When interviewers ask this kind of question, they really want to know what inspires you. They want to see that you have a rationale for entering a profession. More than that, they want to find you enthusiastic about your choice. Be sure to give a reason for selecting your career (don't say, "I don't know!"), even if it is something as simple as being influenced by a school speaker, book or TV show. Help the interviewers feel your inspiration by using lots of examples. You want them to understand why you want to work in this job field and what motivates you in general.
Fight the urge to answer this question by spouting off a laundry list of activities. Instead of telling all 12 clubs that you are a member of, select a handful in which you've made significant contributions. This will be more meaningful to the selection committee and will better capture their attention. For scholarship interviews, be sure to highlight activities that match the goal of the awards. If you are applying for a writing award, speak about your journalism experience. If you are applying for an award in medicine, speak about your medical-related experience, studies or volunteer work. Make the activities relevant to the interview committee.
Don't be shy about bringing up something important that the interviewer didn't ask you. If you've forgotten to speak about something or a topic never came up during the conversation, now is the time to say so. Use this question to bring up a strong point or two that weren't discussed. The last impression you leave is often the strongest. If you think you've already left a strong impression, then you don't have to say anything. But if you think you need to reemphasize an important point, this is the time to make a final statement.

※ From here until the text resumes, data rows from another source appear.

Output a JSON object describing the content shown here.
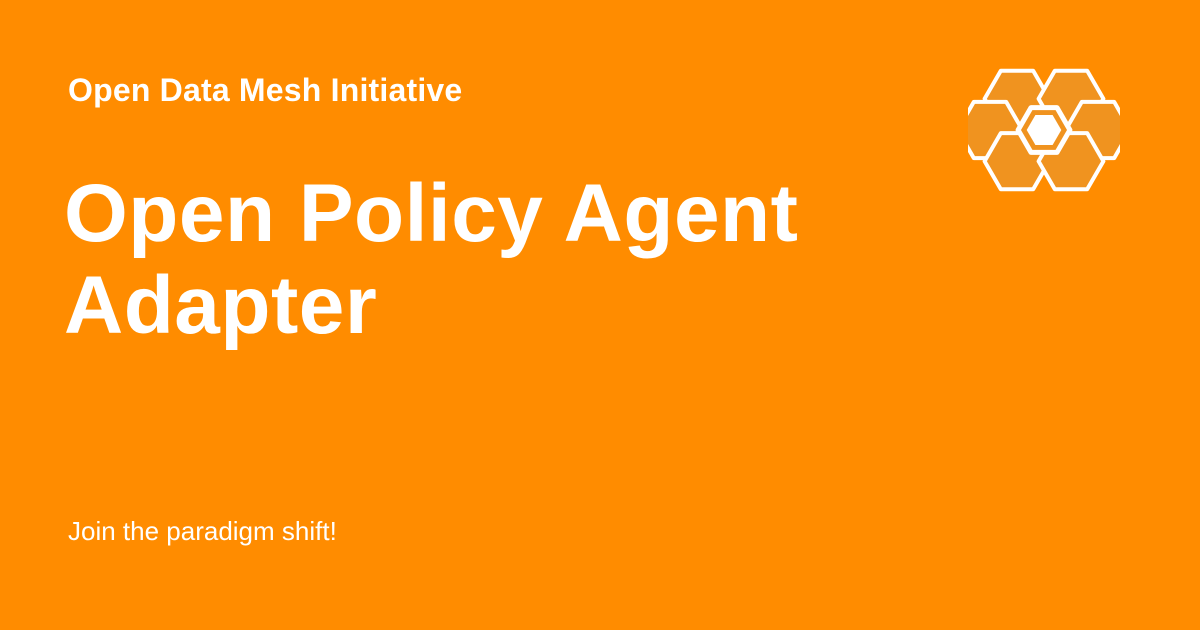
{
  "site": {
    "name": "Open Data Mesh Initiative"
  },
  "page": {
    "title_lines": [
      "Open Policy Agent",
      "Adapter"
    ],
    "tagline": "Join the paradigm shift!"
  },
  "logo": {
    "icon": "honeycomb-logo-icon",
    "hex_fill": "#f0931f",
    "stroke": "#ffffff",
    "center_fill": "#ffffff"
  },
  "colors": {
    "background": "#ff8c00",
    "text": "#ffffff"
  }
}
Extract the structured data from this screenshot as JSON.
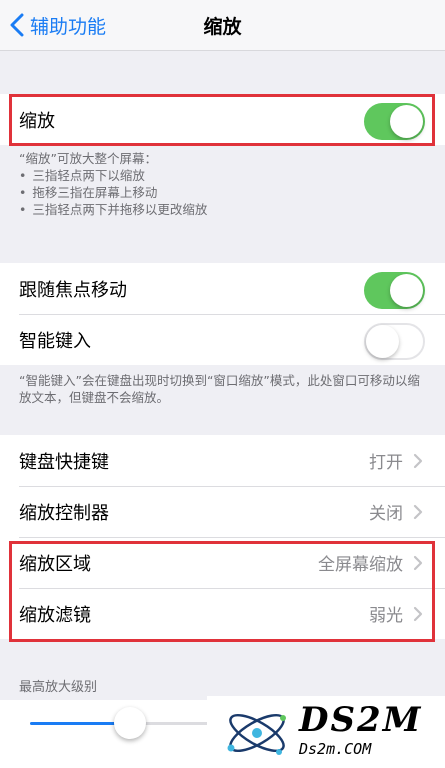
{
  "nav": {
    "back_label": "辅助功能",
    "title": "缩放"
  },
  "zoom_group": {
    "label": "缩放",
    "toggle_on": true
  },
  "zoom_footer": {
    "intro": "“缩放”可放大整个屏幕：",
    "items": [
      "三指轻点两下以缩放",
      "拖移三指在屏幕上移动",
      "三指轻点两下并拖移以更改缩放"
    ]
  },
  "focus_group": [
    {
      "label": "跟随焦点移动",
      "toggle_on": true
    },
    {
      "label": "智能键入",
      "toggle_on": false
    }
  ],
  "smart_footer": "“智能键入”会在键盘出现时切换到“窗口缩放”模式，此处窗口可移动以缩放文本，但键盘不会缩放。",
  "settings_group": [
    {
      "label": "键盘快捷键",
      "value": "打开"
    },
    {
      "label": "缩放控制器",
      "value": "关闭"
    },
    {
      "label": "缩放区域",
      "value": "全屏幕缩放"
    },
    {
      "label": "缩放滤镜",
      "value": "弱光"
    }
  ],
  "max_zoom": {
    "header": "最高放大级别",
    "slider_fraction": 0.26
  },
  "watermark": {
    "main": "DS2M",
    "sub": "Ds2m.COM"
  },
  "colors": {
    "accent": "#1a7cf4",
    "toggle_on": "#5fc75d",
    "highlight": "#e0323a"
  }
}
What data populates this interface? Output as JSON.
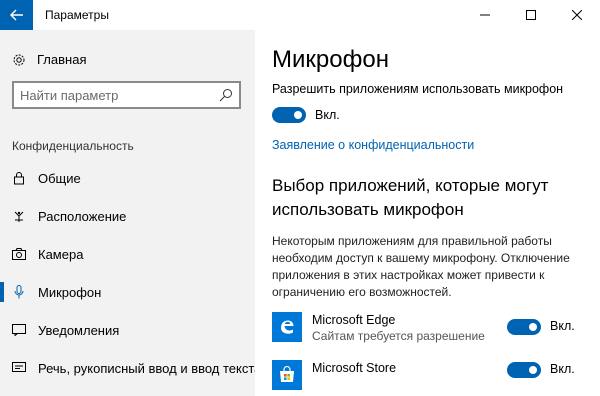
{
  "window": {
    "title": "Параметры",
    "accent_color": "#0063b1"
  },
  "sidebar": {
    "home_label": "Главная",
    "search_placeholder": "Найти параметр",
    "section_title": "Конфиденциальность",
    "items": [
      {
        "label": "Общие",
        "icon": "lock-icon",
        "active": false
      },
      {
        "label": "Расположение",
        "icon": "location-icon",
        "active": false
      },
      {
        "label": "Камера",
        "icon": "camera-icon",
        "active": false
      },
      {
        "label": "Микрофон",
        "icon": "microphone-icon",
        "active": true
      },
      {
        "label": "Уведомления",
        "icon": "notifications-icon",
        "active": false
      },
      {
        "label": "Речь, рукописный ввод и ввод текста",
        "icon": "speech-icon",
        "active": false
      }
    ]
  },
  "main": {
    "title": "Микрофон",
    "permission_label": "Разрешить приложениям использовать микрофон",
    "permission_state": "Вкл.",
    "privacy_link": "Заявление о конфиденциальности",
    "apps_heading": "Выбор приложений, которые могут использовать микрофон",
    "apps_description": "Некоторым приложениям для правильной работы необходим доступ к вашему микрофону. Отключение приложения в этих настройках может привести к ограничению его возможностей.",
    "apps": [
      {
        "name": "Microsoft Edge",
        "subtitle": "Сайтам требуется разрешение",
        "state": "Вкл.",
        "icon": "edge-icon"
      },
      {
        "name": "Microsoft Store",
        "subtitle": "",
        "state": "Вкл.",
        "icon": "store-icon"
      }
    ]
  }
}
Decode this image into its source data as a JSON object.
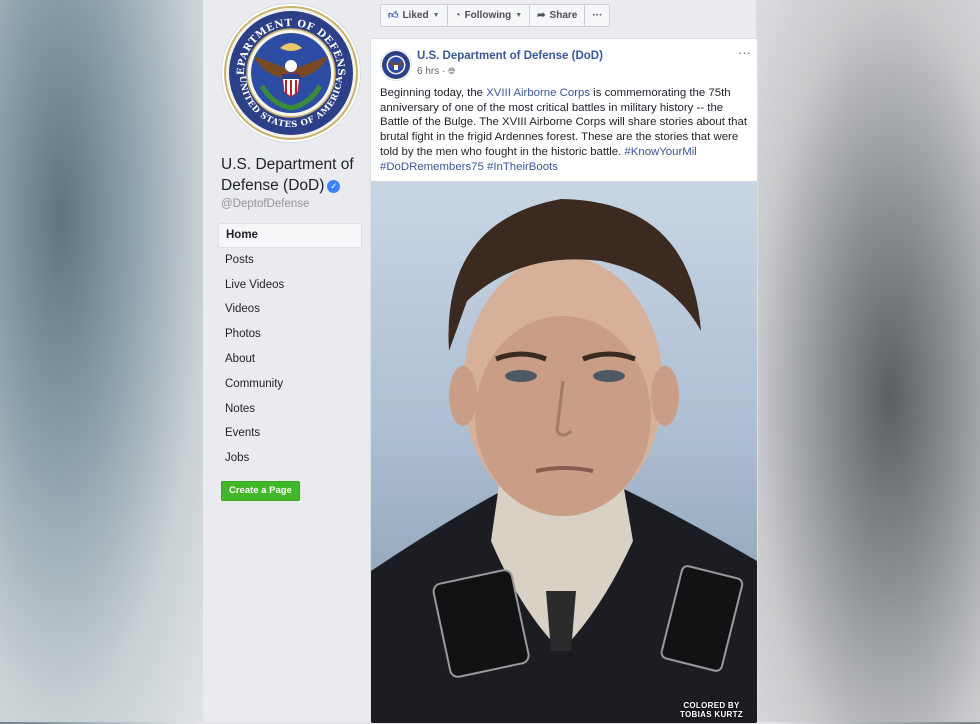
{
  "page": {
    "name": "U.S. Department of Defense (DoD)",
    "handle": "@DeptofDefense",
    "seal_text_top": "DEPARTMENT OF DEFENSE",
    "seal_text_bottom": "UNITED STATES OF AMERICA"
  },
  "nav": {
    "items": [
      "Home",
      "Posts",
      "Live Videos",
      "Videos",
      "Photos",
      "About",
      "Community",
      "Notes",
      "Events",
      "Jobs"
    ],
    "active": "Home"
  },
  "create_page": "Create a Page",
  "actions": {
    "liked": "Liked",
    "following": "Following",
    "share": "Share",
    "more": "···"
  },
  "post": {
    "author": "U.S. Department of Defense (DoD)",
    "time": "6 hrs ·",
    "menu": "···",
    "text_1": "Beginning today, the ",
    "link_corps": "XVIII Airborne Corps",
    "text_2": " is commemorating the 75th anniversary of one of the most critical battles in military history -- the Battle of the Bulge. The XVIII Airborne Corps will share stories about that brutal fight in the frigid Ardennes forest. These are the stories that were told by the men who fought in the historic battle. ",
    "hashtag_1": "#KnowYourMil",
    "hashtag_2": "#DoDRemembers75",
    "hashtag_3": "#InTheirBoots",
    "photo_credit_1": "COLORED BY",
    "photo_credit_2": "TOBIAS KURTZ"
  },
  "colors": {
    "link": "#385898",
    "green_button": "#42b72a",
    "verified": "#4080ff"
  }
}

Practicing for these questions will not only make your answers better, but it will help to give you confidence before the actual interview. During your interviews, try to relax and have a real conversation with your interviewers. The interview is not designed to be an interrogation. After you complete the interview, follow up with a thank-you note or email. Remember that interviewers are typically volunteers and have made the time to meet with you. If you feel that there is some important piece of information that you forgot to share in the interview, mention it briefly in your thank-you note. If not, a simple thank you will suffice.
Gen and Kelly Tanabe
Founders of SuperCollege and authors of 13 books on college planning.
By: Gen & Kelly Tanabe
The only how-to book which shows all students how to get into the school of their dreams. Based on the experiences of dozens of successful students and authored by two graduates of Harvard, this book shows you how to ace the application, essay, interview, and standardized tests.